As Israeli Prime Minister Benjamin Netanyahu began a five-day visit to China, the Chinese Foreign Ministry criticized the military strikes on Syria without singling out Israel.
In Eastern Europe and the former Soviet Union, Western philanthropists and volunteers are restoring dozens of historic Jewish cemeteries.
But in Shanghai, there are none to restore.
From the opening of the first synagogue in Shanghai to the start of diplomatic relations between Israel and China, some key dates in Chinese Jewish history.
More than 20,000 European Jews fleeing the Nazis found a home in Shanghai, many thanks to a Chinese diplomat in Austria. Honors for Ho Fengshan and a new museum recall that past.
Their family has been there for 1000 years, eating Chinese food on Christmas and all year 'round -- the Last Jews of Shan-Chai
The Jews of Shanghai, fleeing Nazi persecution, thousands of Jews journeyed halfway around the world to the sanctuary offered by Shanghai's unique status as a free trade city.
7 Days in the Arts
At a time when the world shunned them, an estimated 20,000 Jewish refugees from Russia, Germany, Austria and elsewhere made their way to Shanghai before World War II.
The cosmopolitan Chinese city of Shanghai has witnessed what is believed to be its first Jewish marriage ceremony in more than 50 years.
Shanghai resident Seth Kaplan got tired of celebrating the High Holy days in rented hotel spaces while the city's oldest intact synagogue sat empty, deteriorating just a few miles away.
It was Friday night in Shanghai, a major linchpin of the Jewish Diaspora, and folks from all over the world were dropping in to wish Rabbi Greenberg "Shabbat shalom."

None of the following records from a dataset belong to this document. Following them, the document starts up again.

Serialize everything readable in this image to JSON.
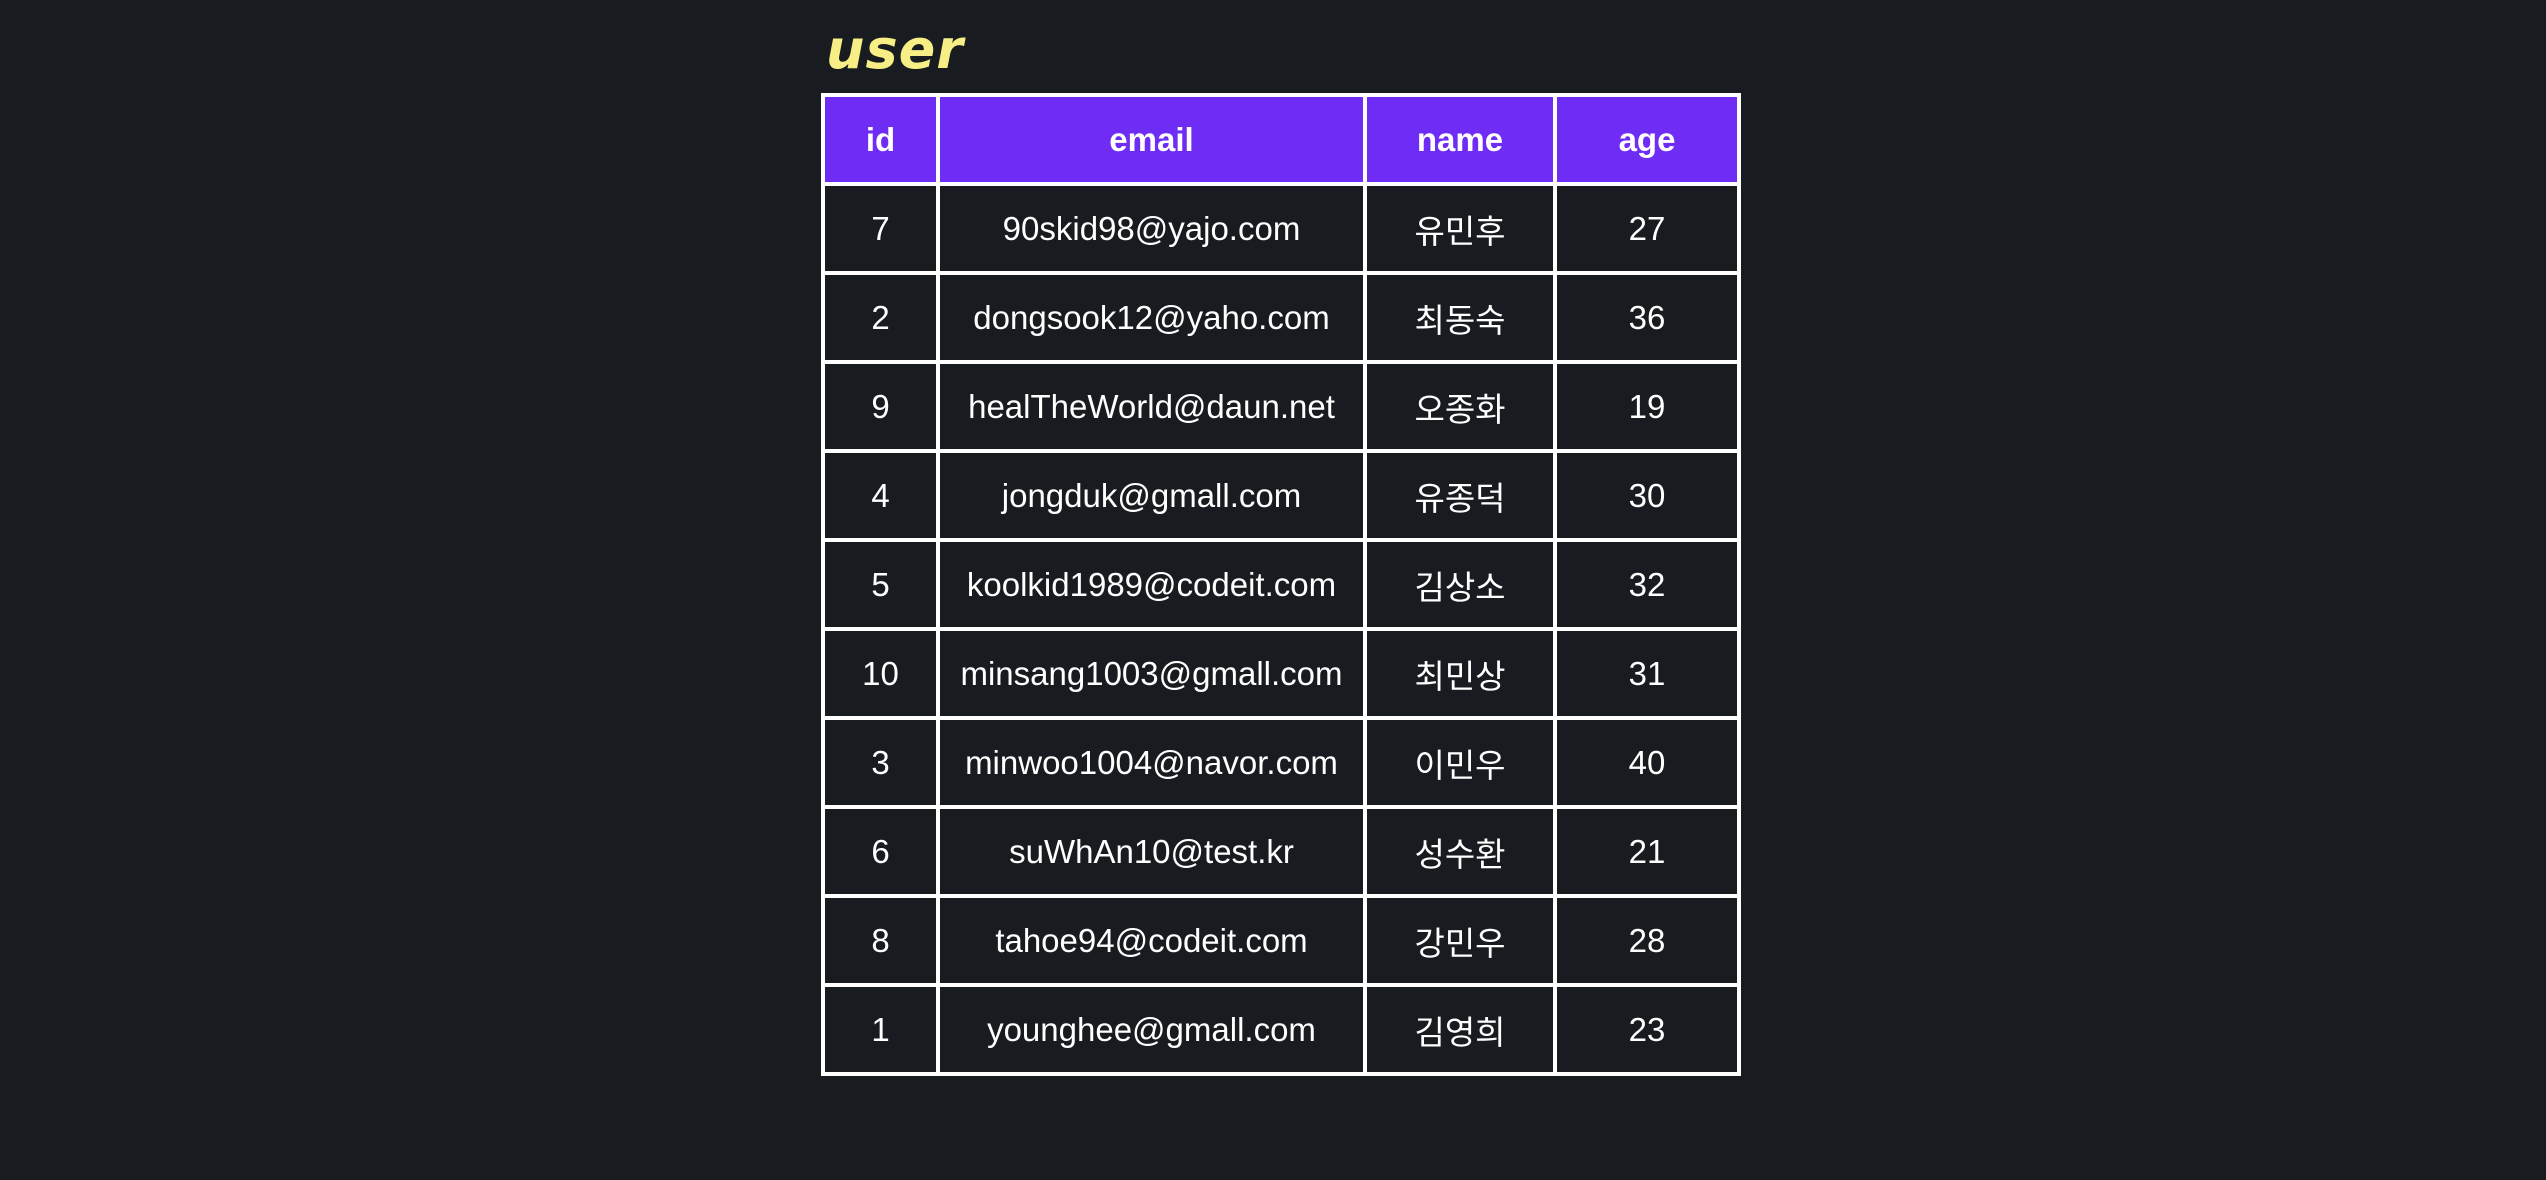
{
  "table_title": "user",
  "columns": [
    "id",
    "email",
    "name",
    "age"
  ],
  "rows": [
    {
      "id": "7",
      "email": "90skid98@yajo.com",
      "name": "유민후",
      "age": "27"
    },
    {
      "id": "2",
      "email": "dongsook12@yaho.com",
      "name": "최동숙",
      "age": "36"
    },
    {
      "id": "9",
      "email": "healTheWorld@daun.net",
      "name": "오종화",
      "age": "19"
    },
    {
      "id": "4",
      "email": "jongduk@gmall.com",
      "name": "유종덕",
      "age": "30"
    },
    {
      "id": "5",
      "email": "koolkid1989@codeit.com",
      "name": "김상소",
      "age": "32"
    },
    {
      "id": "10",
      "email": "minsang1003@gmall.com",
      "name": "최민상",
      "age": "31"
    },
    {
      "id": "3",
      "email": "minwoo1004@navor.com",
      "name": "이민우",
      "age": "40"
    },
    {
      "id": "6",
      "email": "suWhAn10@test.kr",
      "name": "성수환",
      "age": "21"
    },
    {
      "id": "8",
      "email": "tahoe94@codeit.com",
      "name": "강민우",
      "age": "28"
    },
    {
      "id": "1",
      "email": "younghee@gmall.com",
      "name": "김영희",
      "age": "23"
    }
  ],
  "colors": {
    "background": "#181b20",
    "header_background": "#6f2cf4",
    "title_color": "#f7ef86",
    "border": "#ffffff",
    "text": "#ffffff"
  }
}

The seder was a huge success, setting an all-time record for a Jewish holiday observance in Beijing.